▸ **Task objective**: When you write out the records, keep every line exactly as it is.

▸ **Listed entries**:
*****

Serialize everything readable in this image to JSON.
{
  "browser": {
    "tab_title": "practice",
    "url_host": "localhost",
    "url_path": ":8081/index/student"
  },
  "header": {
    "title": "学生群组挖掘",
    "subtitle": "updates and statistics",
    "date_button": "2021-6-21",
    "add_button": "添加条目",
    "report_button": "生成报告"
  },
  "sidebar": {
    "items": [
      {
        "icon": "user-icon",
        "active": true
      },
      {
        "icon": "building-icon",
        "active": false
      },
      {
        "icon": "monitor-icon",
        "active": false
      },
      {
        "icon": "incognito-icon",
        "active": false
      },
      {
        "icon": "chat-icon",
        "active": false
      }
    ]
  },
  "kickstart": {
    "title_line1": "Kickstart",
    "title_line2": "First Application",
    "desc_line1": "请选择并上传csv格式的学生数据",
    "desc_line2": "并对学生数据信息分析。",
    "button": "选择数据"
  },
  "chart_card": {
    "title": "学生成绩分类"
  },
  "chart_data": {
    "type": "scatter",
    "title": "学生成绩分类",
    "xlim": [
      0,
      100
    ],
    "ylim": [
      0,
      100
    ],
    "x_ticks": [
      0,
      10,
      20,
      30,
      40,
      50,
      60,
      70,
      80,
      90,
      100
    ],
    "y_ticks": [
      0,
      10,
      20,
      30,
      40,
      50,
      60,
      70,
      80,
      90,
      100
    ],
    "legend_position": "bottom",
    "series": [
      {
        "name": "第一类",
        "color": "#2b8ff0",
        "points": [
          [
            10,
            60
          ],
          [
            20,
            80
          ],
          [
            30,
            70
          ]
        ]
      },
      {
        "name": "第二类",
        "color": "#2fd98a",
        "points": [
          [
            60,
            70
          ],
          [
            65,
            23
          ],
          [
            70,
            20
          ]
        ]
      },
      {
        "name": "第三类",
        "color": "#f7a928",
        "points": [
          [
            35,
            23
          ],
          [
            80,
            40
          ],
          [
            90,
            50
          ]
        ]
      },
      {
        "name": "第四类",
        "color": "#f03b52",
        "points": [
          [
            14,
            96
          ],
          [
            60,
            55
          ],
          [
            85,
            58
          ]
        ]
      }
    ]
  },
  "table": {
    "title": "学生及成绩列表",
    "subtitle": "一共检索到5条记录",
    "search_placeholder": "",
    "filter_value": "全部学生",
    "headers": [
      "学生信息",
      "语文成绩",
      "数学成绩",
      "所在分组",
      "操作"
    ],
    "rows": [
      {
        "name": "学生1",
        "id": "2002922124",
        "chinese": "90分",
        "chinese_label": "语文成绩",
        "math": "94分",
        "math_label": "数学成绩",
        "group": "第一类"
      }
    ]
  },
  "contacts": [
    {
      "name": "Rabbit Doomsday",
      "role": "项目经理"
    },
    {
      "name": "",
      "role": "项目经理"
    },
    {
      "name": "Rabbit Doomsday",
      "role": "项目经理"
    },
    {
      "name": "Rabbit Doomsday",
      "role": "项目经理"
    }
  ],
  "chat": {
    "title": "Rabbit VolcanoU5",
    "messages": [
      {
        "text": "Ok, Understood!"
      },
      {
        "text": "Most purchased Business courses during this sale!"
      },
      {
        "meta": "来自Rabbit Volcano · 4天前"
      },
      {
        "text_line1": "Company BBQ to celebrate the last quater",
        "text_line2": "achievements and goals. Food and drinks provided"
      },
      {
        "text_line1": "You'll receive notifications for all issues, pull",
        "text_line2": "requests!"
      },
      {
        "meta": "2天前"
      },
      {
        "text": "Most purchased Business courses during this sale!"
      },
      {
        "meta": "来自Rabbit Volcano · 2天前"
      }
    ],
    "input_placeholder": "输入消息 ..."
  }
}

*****

▸ **Output of the exercise**:
Serialize everything readable in this image to JSON.
{
  "browser": {
    "tab_title": "practice",
    "url_host": "localhost",
    "url_path": ":8081/index/student"
  },
  "header": {
    "title": "学生群组挖掘",
    "subtitle": "updates and statistics",
    "date_button": "2021-6-21",
    "add_button": "添加条目",
    "report_button": "生成报告"
  },
  "sidebar": {
    "items": [
      {
        "icon": "user-icon",
        "active": true
      },
      {
        "icon": "building-icon",
        "active": false
      },
      {
        "icon": "monitor-icon",
        "active": false
      },
      {
        "icon": "incognito-icon",
        "active": false
      },
      {
        "icon": "chat-icon",
        "active": false
      }
    ]
  },
  "kickstart": {
    "title_line1": "Kickstart",
    "title_line2": "First Application",
    "desc_line1": "请选择并上传csv格式的学生数据",
    "desc_line2": "并对学生数据信息分析。",
    "button": "选择数据"
  },
  "chart_card": {
    "title": "学生成绩分类"
  },
  "chart_data": {
    "type": "scatter",
    "title": "学生成绩分类",
    "xlim": [
      0,
      100
    ],
    "ylim": [
      0,
      100
    ],
    "x_ticks": [
      0,
      10,
      20,
      30,
      40,
      50,
      60,
      70,
      80,
      90,
      100
    ],
    "y_ticks": [
      0,
      10,
      20,
      30,
      40,
      50,
      60,
      70,
      80,
      90,
      100
    ],
    "legend_position": "bottom",
    "series": [
      {
        "name": "第一类",
        "color": "#2b8ff0",
        "points": [
          [
            10,
            60
          ],
          [
            20,
            80
          ],
          [
            30,
            70
          ]
        ]
      },
      {
        "name": "第二类",
        "color": "#2fd98a",
        "points": [
          [
            60,
            70
          ],
          [
            65,
            23
          ],
          [
            70,
            20
          ]
        ]
      },
      {
        "name": "第三类",
        "color": "#f7a928",
        "points": [
          [
            35,
            23
          ],
          [
            80,
            40
          ],
          [
            90,
            50
          ]
        ]
      },
      {
        "name": "第四类",
        "color": "#f03b52",
        "points": [
          [
            14,
            96
          ],
          [
            60,
            55
          ],
          [
            85,
            58
          ]
        ]
      }
    ]
  },
  "table": {
    "title": "学生及成绩列表",
    "subtitle": "一共检索到5条记录",
    "search_placeholder": "",
    "filter_value": "全部学生",
    "headers": [
      "学生信息",
      "语文成绩",
      "数学成绩",
      "所在分组",
      "操作"
    ],
    "rows": [
      {
        "name": "学生1",
        "id": "2002922124",
        "chinese": "90分",
        "chinese_label": "语文成绩",
        "math": "94分",
        "math_label": "数学成绩",
        "group": "第一类"
      }
    ]
  },
  "contacts": [
    {
      "name": "Rabbit Doomsday",
      "role": "项目经理"
    },
    {
      "name": "",
      "role": "项目经理"
    },
    {
      "name": "Rabbit Doomsday",
      "role": "项目经理"
    },
    {
      "name": "Rabbit Doomsday",
      "role": "项目经理"
    }
  ],
  "chat": {
    "title": "Rabbit VolcanoU5",
    "messages": [
      {
        "text": "Ok, Understood!"
      },
      {
        "text": "Most purchased Business courses during this sale!"
      },
      {
        "meta": "来自Rabbit Volcano · 4天前"
      },
      {
        "text_line1": "Company BBQ to celebrate the last quater",
        "text_line2": "achievements and goals. Food and drinks provided"
      },
      {
        "text_line1": "You'll receive notifications for all issues, pull",
        "text_line2": "requests!"
      },
      {
        "meta": "2天前"
      },
      {
        "text": "Most purchased Business courses during this sale!"
      },
      {
        "meta": "来自Rabbit Volcano · 2天前"
      }
    ],
    "input_placeholder": "输入消息 ..."
  }
}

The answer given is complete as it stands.